> Your assignment
Among the lines of the material, copy those that hold the string "zoom".
<<<<
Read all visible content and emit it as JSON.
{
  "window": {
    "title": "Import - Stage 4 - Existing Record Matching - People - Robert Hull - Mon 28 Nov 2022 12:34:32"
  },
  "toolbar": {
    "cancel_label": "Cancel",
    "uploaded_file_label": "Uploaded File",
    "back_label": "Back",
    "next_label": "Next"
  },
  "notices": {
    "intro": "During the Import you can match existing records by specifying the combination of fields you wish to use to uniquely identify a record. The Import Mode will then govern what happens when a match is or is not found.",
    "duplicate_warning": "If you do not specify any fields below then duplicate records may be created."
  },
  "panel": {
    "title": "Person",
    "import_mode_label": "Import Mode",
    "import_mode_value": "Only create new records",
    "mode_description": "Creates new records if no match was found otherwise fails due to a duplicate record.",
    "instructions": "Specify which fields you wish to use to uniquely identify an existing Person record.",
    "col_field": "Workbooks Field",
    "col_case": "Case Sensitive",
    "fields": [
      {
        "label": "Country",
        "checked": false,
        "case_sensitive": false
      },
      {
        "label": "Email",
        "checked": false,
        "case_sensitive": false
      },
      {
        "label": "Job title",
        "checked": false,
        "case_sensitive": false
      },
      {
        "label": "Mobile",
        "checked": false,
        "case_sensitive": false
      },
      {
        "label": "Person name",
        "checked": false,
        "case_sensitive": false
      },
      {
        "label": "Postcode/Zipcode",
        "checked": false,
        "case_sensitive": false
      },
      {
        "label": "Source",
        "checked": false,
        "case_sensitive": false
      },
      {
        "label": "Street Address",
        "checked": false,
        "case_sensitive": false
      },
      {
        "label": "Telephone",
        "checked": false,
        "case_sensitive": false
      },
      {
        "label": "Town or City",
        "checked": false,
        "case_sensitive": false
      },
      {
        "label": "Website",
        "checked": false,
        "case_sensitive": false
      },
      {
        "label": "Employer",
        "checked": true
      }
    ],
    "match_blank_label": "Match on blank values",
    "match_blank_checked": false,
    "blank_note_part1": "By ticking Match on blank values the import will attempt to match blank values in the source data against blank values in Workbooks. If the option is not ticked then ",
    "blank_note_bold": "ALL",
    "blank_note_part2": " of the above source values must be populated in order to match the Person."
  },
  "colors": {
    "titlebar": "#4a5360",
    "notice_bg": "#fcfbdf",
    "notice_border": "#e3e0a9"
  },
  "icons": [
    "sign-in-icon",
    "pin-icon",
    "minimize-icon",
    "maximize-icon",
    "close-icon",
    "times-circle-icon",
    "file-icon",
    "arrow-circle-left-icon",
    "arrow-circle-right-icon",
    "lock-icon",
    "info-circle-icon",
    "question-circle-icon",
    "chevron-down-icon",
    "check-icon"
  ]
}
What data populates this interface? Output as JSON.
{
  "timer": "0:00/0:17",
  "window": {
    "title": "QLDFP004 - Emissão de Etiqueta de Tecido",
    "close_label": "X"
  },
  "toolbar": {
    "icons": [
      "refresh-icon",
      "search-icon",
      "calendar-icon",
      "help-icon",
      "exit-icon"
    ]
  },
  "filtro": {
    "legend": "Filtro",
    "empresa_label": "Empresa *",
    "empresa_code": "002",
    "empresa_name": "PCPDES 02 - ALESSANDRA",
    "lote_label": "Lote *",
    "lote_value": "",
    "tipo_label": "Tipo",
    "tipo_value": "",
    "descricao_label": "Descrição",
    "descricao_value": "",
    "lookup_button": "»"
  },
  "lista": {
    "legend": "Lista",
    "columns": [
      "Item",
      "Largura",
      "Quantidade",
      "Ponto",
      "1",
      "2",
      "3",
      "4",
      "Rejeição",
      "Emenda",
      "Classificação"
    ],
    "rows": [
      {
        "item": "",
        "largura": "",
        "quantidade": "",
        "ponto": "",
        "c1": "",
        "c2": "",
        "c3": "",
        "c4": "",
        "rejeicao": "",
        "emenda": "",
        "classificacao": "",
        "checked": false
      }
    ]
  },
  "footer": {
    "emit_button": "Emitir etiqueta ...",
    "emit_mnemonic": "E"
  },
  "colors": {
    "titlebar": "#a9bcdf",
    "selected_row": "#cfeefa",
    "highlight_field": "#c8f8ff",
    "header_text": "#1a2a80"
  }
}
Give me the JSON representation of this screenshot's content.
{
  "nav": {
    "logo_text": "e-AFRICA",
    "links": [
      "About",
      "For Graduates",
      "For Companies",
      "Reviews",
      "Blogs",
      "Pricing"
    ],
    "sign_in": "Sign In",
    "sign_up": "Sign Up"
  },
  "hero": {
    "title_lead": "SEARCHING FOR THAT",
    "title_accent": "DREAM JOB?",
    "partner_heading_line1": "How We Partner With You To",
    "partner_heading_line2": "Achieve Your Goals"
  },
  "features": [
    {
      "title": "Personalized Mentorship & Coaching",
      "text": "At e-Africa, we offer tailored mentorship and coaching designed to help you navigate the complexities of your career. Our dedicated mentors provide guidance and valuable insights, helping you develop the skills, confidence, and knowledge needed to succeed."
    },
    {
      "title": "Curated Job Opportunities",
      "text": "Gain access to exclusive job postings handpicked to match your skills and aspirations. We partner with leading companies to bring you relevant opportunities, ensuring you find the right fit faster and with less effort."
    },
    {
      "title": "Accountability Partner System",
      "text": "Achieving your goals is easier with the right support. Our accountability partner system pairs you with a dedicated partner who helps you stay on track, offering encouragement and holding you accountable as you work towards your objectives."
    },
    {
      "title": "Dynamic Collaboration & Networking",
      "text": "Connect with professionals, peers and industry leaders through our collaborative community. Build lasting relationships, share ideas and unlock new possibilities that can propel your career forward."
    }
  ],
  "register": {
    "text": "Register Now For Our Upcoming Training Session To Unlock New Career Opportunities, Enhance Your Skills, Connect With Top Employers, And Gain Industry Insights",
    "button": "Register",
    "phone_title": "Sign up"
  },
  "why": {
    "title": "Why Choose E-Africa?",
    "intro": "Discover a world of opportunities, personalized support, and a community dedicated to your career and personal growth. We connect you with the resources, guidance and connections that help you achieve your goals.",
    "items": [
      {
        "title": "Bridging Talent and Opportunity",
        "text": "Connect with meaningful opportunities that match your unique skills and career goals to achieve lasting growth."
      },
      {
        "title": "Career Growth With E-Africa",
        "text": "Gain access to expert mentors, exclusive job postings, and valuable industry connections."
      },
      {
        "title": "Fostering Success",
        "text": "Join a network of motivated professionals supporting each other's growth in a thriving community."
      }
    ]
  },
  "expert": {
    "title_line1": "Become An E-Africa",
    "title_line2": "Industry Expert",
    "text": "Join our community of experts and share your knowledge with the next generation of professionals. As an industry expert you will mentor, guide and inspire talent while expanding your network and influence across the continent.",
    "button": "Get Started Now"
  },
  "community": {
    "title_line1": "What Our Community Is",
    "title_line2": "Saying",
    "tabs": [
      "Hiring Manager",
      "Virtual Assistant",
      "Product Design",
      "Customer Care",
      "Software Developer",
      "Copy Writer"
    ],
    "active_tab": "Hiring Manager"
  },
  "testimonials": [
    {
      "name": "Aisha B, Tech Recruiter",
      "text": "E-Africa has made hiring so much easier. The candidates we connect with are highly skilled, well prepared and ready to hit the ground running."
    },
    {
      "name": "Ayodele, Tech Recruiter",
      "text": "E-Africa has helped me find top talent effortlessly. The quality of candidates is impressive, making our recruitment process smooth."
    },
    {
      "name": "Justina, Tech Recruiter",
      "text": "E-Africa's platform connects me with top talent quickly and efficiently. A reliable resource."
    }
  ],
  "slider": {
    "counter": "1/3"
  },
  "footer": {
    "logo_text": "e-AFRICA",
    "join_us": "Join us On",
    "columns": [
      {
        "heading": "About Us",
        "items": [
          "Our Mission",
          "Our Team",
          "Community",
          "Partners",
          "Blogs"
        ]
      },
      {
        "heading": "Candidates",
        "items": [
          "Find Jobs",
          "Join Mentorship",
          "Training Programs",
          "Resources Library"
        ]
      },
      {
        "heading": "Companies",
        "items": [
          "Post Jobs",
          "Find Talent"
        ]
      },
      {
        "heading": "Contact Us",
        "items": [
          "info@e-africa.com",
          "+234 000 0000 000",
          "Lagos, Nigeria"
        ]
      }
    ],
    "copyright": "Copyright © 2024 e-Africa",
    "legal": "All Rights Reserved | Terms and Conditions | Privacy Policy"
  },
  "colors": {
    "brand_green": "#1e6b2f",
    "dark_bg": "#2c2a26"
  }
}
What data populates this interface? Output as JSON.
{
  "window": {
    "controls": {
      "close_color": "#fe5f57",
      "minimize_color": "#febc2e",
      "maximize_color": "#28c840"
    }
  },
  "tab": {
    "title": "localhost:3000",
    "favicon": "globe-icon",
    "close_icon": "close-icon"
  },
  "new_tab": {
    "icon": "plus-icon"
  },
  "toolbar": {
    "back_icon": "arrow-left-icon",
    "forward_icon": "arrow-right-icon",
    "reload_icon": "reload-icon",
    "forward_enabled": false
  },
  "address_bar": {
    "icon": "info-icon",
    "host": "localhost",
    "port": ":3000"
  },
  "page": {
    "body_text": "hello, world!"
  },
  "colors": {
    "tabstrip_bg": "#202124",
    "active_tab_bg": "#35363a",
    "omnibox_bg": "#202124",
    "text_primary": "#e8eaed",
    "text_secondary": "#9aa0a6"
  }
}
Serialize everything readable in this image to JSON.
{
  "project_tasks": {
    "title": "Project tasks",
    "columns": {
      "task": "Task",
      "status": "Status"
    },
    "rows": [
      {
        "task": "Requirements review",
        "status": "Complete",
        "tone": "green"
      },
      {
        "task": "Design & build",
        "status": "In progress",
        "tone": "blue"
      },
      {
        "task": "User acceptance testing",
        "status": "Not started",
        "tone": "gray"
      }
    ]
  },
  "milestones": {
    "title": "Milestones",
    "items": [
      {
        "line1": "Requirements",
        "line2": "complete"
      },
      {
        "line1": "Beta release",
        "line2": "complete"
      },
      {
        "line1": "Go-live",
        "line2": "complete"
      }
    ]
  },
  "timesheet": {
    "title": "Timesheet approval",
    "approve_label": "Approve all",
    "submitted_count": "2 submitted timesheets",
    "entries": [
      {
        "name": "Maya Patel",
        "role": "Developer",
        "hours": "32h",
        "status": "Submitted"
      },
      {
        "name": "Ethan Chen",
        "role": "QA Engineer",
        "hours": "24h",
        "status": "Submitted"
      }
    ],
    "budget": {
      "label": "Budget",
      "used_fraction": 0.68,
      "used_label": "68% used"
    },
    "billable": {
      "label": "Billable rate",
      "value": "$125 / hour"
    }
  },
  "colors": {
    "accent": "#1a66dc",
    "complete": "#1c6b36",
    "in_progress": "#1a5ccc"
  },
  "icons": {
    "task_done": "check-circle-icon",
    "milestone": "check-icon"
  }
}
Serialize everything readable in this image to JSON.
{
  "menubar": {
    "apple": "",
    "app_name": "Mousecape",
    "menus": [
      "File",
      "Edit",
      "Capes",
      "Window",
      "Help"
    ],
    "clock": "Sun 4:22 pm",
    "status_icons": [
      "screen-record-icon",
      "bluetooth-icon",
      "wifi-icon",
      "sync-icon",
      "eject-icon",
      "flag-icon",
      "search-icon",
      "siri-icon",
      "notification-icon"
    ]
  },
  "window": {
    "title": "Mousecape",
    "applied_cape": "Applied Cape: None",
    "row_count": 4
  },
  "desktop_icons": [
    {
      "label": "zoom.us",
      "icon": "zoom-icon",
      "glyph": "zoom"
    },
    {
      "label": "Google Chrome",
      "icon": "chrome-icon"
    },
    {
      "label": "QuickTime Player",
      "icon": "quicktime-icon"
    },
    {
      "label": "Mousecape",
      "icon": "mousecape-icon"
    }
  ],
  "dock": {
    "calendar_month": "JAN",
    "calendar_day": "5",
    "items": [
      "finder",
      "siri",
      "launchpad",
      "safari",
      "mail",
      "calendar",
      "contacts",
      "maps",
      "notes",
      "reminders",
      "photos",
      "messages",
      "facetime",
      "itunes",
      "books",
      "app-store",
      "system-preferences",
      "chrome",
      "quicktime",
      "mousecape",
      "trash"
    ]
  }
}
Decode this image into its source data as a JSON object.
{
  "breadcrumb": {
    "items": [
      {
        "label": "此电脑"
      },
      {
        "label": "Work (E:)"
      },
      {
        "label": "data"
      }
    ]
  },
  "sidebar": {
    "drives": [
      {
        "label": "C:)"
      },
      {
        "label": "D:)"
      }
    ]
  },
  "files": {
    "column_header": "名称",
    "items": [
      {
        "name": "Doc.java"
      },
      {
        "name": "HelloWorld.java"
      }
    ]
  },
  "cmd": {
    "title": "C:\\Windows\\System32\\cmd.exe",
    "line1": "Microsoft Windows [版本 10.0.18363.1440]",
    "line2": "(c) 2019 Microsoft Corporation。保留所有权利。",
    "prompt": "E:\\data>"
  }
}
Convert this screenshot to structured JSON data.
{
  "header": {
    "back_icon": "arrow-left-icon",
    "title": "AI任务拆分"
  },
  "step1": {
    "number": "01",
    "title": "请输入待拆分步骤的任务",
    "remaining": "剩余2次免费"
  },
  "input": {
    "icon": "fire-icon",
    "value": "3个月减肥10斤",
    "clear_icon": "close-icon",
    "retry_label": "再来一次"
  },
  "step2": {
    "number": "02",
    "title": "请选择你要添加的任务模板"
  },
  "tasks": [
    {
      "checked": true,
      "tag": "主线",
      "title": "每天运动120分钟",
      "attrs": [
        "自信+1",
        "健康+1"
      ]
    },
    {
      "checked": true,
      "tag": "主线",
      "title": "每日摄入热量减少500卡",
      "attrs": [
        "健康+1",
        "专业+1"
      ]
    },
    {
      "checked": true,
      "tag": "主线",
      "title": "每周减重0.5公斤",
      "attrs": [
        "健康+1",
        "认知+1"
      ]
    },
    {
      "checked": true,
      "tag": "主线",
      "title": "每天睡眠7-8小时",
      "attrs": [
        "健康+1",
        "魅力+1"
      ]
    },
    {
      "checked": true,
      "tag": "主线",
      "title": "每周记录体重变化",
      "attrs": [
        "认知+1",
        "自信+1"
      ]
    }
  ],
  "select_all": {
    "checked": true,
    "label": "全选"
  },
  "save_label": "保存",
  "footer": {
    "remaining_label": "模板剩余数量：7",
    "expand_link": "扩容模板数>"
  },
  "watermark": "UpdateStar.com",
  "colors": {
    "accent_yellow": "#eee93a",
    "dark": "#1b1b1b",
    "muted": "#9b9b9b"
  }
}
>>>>
> Answer below
      "label": "zoom.us",
      "icon": "zoom-icon",
      "glyph": "zoom"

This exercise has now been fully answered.